It’s important to remember that a relapse doesn’t mean your recovery has failed. While it’s a misstep, relapses are also an opportunity to better understand your triggers, reflect on what went wrong, and work with a professional to find ways to avoid similar issues in the future. Even if the reason for your relapse is, on the surface, as simple as struggling to maintain sobriety over a long period of time, there are always deeper factors to consider. Recovery programs aren’t meant to provide you with the motivation needed to stay sober for decades. Sobriety, like any relationship, is something you need to work on over time.
It’s likely that you’re going to relapse, more than once even. While you shouldn’t treat it as an inevitability, it’s important to reframe how you might feel about a relapse. It’s going to feel terrible, that’s for sure – but by prioritizing a positive takeaway over a constant feeling of shame and self-doubt, you can turn a setback into the best step forward you could’ve made.

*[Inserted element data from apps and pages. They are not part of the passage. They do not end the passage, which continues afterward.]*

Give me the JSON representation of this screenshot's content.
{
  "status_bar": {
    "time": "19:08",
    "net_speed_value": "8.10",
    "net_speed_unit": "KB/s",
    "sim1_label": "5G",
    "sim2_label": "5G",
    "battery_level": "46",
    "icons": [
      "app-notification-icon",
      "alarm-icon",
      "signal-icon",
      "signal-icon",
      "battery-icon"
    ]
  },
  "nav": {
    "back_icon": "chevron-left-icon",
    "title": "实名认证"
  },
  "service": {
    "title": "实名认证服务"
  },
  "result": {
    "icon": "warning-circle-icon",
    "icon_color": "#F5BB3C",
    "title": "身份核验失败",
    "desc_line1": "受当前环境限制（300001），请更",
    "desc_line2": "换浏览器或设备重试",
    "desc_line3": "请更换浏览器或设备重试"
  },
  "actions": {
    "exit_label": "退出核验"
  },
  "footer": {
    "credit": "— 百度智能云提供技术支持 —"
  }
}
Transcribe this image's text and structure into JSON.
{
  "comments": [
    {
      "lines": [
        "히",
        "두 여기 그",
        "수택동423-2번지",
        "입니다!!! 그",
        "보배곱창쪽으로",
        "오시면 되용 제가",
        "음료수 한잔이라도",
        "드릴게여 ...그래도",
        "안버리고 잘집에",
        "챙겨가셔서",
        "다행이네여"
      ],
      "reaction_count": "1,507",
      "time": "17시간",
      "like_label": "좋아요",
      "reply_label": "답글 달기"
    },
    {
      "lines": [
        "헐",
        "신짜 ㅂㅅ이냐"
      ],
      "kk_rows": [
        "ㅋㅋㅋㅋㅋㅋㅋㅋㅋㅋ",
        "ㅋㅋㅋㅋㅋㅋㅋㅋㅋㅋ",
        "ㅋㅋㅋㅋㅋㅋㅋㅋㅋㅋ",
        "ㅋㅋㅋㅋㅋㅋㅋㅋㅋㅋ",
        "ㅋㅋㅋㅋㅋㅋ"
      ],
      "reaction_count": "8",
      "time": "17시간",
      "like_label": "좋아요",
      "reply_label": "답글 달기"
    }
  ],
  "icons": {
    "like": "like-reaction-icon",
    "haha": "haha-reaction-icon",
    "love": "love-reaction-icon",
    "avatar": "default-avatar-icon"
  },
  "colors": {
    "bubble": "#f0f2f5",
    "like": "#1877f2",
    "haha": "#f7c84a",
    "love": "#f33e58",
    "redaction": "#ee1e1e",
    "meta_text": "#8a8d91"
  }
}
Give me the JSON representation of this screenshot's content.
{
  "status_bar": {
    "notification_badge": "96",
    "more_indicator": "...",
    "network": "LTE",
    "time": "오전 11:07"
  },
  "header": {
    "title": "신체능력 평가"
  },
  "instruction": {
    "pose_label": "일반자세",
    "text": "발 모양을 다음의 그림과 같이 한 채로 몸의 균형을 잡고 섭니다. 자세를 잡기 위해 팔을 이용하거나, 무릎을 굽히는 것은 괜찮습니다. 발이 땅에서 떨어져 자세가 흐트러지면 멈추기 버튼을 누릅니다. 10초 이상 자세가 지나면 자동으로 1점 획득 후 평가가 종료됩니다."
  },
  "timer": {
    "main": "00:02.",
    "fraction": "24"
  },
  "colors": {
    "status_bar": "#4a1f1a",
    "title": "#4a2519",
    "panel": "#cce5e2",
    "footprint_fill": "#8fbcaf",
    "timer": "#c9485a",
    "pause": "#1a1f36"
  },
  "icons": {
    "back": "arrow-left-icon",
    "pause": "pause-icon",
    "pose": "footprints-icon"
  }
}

There are many ways to work on your sobriety, but the most important one is to make sure you always have something to achieve, a goal to reach, or a purpose to fulfill. Don’t let your life stagnate. Instead of going back to rehab and then heading back into your ‘normal life’ try adapting new lifestyle changes and maintain your road to recovery by going to weekly meetings, scheduling regular visits with a therapist, and helping others in early recovery learn through your experiences to improve in their own journey and manage their goals of long-term sobriety.
Remember Why You Started Recovery
Whatever it might be that finally convinced you that it’s time to stop, you need to hold onto that and reflect on it from time to time. We live in a day and age where it’s easy for the days to blend together and fly past us – but reflection is crucial for a healthy state of mind.
Keep a journal, write a blog, take pictures, or just log your emotional progress in a notepad. Whatever you do, keep track of your progress and take the time now and again (or on a specific date) to look back on where you were, and where you are. It’s easy to feel stuck despite the endless goal-chasing, and goal-chasing often doesn’t make us any happier – it just keeps us busy and focused. Take the time to think on why you decided to get sober, and understand that even if the time since going sober hasn’t felt like you might’ve expected it to, there might have been more change in your life than you realized.